One of the ways I do feel that I can give them both my attention is by breastfeeding. My job as a midwife allows me to be with them most of the time. The oldest went with me to prenatals until she was mobile, and my youngest is doing the same. I do not take them to births, but I average around one or two births a month, so while I may be gone for a long time when I am at a birth, I am able to pump, have someone bring me the baby, or a combination of both. I feel very fortunate that this is the case for me. I know many moms who have to work regular full-time schedules and it makes it very challenging to breastfeed. Don’t get me started about paid maternity leave!

So far, I haven’t felt the need to wean my oldest, although I do understand completely how someone would. Nursing two children can be overwhelming, and even though my oldest doesn’t nurse a lot these days, I still often tell her no if she asks to nurse during the day or she wants to nurse while the baby is nursing. I understand that our nursing relationship is a two-way street, and if I am not enjoying it, that my feelings will affect her experience as well. That being said, I don’t feel the need to completely wean her. I feel very strongly that meeting a child’s early needs for attachment leads to greater independence later in life. Forcing independence before they are ready rarely ever works. The ‘sacrifices’ I make to continue nursing my oldest do not seem like sacrifices to me at all. My children are young only once, and their need for me will only be this great for a relatively short amount of time. It is okay if my wants get pushed to the side for a while.

Breastfeeding was easy for us from the beginning. They both latched on within minutes of being born and went from there. In this, I also feel very fortunate. I know through my job as a midwife and through friends that this is not always the case. I also have no doubts that my early exposures to breastfeeding with my brother and other children in La Leche formed the ideas in my mind about what is normal. Seeing a baby bottle feeding is odd to me. Seeing my own babies eat out of a bottle is disturbing on a gut level, even though I know it is sometimes necessary and that it’s my own milk.

Recently, my oldest has taken to “wearing” her dolls and teddy bears. She either puts them down the front of her shirt or has me put them down the back. A few times she has asked me to make her a backpack out of a scarf so she can wear them on her back without them falling down.
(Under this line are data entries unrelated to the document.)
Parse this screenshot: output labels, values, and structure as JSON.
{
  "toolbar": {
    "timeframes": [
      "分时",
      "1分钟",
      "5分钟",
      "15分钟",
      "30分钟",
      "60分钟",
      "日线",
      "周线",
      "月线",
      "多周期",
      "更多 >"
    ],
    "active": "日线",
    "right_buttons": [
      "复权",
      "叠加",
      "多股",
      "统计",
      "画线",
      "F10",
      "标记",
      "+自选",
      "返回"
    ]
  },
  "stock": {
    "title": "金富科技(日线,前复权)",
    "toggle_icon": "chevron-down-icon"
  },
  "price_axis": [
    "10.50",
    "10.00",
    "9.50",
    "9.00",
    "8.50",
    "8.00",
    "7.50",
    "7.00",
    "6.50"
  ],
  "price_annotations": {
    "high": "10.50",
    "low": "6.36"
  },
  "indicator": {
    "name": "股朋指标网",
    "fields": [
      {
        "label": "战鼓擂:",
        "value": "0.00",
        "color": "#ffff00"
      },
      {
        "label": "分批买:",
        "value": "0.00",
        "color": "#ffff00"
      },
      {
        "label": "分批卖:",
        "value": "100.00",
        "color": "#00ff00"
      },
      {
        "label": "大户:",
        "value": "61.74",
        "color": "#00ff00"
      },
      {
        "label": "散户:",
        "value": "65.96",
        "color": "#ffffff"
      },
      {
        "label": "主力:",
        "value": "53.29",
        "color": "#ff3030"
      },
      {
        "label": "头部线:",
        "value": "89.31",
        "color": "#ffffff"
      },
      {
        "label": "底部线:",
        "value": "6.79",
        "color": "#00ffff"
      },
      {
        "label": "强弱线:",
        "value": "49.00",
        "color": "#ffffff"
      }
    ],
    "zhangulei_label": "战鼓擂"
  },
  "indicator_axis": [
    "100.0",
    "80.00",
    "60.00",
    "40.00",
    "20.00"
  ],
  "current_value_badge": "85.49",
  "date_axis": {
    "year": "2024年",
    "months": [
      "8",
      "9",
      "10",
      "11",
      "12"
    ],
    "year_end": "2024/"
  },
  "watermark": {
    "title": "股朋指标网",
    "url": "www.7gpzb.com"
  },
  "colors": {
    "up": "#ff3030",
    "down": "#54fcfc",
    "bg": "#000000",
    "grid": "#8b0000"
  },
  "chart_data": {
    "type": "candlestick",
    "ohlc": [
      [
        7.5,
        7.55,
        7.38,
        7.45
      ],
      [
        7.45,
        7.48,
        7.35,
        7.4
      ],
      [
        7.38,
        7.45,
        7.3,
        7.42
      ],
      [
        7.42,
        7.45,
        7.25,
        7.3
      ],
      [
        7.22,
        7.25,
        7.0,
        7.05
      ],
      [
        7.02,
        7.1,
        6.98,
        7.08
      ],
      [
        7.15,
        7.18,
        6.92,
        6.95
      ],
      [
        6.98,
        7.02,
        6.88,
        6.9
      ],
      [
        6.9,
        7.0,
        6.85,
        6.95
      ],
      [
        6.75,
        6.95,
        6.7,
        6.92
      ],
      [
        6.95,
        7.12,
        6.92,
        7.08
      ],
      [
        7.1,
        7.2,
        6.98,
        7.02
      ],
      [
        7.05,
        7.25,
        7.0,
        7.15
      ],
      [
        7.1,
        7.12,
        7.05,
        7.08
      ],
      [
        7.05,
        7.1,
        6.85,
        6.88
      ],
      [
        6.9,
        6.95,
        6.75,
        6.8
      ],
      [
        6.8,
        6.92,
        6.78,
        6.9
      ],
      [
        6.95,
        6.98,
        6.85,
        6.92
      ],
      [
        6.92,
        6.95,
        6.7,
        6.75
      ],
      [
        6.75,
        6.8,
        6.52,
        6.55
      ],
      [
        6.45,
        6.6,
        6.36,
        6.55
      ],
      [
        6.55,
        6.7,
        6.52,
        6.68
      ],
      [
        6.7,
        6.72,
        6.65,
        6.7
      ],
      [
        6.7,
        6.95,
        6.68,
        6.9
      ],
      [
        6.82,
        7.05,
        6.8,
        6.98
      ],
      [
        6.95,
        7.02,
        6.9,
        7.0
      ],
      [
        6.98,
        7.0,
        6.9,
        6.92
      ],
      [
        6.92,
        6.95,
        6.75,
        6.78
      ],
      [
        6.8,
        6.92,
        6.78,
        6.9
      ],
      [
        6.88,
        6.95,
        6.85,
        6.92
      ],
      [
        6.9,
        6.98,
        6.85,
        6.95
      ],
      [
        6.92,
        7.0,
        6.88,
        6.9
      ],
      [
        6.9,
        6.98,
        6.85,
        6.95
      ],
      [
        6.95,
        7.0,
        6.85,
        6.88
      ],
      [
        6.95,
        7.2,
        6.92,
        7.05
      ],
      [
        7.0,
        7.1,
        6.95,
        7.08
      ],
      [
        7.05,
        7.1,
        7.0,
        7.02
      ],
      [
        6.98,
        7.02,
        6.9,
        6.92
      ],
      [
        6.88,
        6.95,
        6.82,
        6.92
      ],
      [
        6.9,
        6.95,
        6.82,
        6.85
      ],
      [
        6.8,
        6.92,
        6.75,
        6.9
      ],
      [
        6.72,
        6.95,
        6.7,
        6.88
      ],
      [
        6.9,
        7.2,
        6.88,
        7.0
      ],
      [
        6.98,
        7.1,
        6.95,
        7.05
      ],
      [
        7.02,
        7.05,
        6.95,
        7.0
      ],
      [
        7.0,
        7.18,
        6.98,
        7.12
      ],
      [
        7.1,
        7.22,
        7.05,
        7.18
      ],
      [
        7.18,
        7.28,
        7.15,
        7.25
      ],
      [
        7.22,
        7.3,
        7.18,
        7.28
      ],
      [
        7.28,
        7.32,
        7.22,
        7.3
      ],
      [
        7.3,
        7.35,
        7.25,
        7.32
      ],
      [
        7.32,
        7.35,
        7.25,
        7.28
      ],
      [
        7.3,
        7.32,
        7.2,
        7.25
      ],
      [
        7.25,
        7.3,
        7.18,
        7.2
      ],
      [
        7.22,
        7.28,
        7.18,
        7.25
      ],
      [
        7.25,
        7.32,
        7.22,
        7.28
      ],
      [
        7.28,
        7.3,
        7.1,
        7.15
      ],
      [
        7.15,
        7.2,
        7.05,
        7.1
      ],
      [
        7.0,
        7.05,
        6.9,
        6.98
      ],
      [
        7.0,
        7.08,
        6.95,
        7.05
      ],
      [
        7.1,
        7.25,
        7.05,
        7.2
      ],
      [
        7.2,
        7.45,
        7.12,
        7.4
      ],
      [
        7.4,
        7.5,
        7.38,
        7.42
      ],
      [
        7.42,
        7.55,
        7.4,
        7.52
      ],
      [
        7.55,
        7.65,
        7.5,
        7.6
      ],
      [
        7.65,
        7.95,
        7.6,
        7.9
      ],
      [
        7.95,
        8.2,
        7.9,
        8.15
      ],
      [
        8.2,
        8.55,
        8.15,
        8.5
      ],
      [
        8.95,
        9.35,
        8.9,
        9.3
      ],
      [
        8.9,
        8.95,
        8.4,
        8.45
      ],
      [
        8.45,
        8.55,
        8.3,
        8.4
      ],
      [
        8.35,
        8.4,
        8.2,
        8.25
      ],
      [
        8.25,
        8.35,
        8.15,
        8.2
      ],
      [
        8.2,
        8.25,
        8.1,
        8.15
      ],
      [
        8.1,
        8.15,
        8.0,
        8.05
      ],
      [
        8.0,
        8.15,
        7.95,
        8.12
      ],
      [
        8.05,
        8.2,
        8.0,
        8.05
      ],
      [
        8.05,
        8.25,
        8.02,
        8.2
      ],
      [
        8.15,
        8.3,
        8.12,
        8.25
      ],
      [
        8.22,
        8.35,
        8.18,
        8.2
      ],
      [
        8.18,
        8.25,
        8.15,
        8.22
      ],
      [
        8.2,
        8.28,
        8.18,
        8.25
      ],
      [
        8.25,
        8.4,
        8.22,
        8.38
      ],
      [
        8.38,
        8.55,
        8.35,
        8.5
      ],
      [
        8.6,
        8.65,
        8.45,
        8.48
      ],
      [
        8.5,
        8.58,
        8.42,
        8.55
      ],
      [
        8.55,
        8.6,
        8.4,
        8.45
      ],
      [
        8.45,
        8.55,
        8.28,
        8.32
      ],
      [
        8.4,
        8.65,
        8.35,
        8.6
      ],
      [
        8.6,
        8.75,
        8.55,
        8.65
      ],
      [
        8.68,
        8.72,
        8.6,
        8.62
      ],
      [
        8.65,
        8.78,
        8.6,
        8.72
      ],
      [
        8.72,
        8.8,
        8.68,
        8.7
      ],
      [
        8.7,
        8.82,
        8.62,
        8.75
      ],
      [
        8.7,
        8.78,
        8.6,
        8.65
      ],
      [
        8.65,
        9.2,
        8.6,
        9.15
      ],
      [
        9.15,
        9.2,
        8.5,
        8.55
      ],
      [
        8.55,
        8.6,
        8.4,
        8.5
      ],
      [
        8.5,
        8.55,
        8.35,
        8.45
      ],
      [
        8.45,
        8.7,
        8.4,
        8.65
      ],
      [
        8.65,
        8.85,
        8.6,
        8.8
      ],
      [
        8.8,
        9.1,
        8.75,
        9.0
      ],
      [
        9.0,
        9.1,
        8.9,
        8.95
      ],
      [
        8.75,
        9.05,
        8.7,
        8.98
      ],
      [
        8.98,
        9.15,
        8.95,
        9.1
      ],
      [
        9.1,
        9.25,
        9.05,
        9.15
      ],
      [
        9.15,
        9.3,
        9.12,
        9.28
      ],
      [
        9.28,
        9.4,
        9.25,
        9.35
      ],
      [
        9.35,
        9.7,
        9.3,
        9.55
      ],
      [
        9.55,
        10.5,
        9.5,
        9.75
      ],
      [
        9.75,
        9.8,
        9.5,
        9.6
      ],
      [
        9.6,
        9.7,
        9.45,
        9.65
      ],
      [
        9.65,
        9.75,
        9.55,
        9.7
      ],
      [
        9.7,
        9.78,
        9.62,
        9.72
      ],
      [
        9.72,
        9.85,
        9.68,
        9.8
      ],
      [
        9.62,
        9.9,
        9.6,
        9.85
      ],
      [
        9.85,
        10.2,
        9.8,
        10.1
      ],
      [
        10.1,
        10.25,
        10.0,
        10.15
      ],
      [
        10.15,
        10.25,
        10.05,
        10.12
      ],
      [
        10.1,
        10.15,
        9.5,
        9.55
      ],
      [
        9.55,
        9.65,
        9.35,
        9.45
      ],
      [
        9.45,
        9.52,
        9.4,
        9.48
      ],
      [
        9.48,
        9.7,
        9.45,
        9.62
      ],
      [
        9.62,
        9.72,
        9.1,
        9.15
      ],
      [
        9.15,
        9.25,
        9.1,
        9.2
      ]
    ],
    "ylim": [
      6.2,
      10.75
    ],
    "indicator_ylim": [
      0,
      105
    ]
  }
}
Sometimes when she does this, she will walk around the living room, making little bouncing motions with each step and saying, “sh sh sh sh” as she walks. She is calming her babies, just like she sees me doing with her little sister.

The first time I saw her do this, the feeling I had was something akin to de ja vue. I felt a moment of stillness and depth and awareness of connections. I could see and sense the connections between the parenting choices of my grandmother, my mother, myself, and some day, my daughters. I wished for someone else to see what I was seeing, just so I could grab their arm and ask, “Do you SEE this?”

My oldest also nurses her dolls when she says they are sad. When she hears a baby crying in public she will let me know that the baby needs to nurse. Just as my ideas about what is normal were formed at an early age, my daughters are learning the same things. They are learning that it is normal to respond to your children’s needs, not ignore them. They are learning that it is normal to breastfeed – even in public! They are learning that holding your baby close is the best way to calm them. That sometimes a cuddle and a little bit of nursing is all you need.

I am a Licensed Midwife in Arkansas and a Certified Professional Midwife, working at Birthroot Midwifery in Fayetteville, Arkansas. I am also a student and breastfeeding advocate. I am married to the best hubby I could ever want. In response to being asked to cover up in public while I was nursing my youngest (which I did not do, by the way), I have started an organization called Breastfeeding Friendly Arkansas. Our mission is to normalize breastfeeding through education, support and empowerment. I feel tremendously lucky to have the support I do in terms of breastfeeding. Many women do not. Our organization is working to change that! You can find us on Facebook and at BreastfeedingFriendlyArkansas.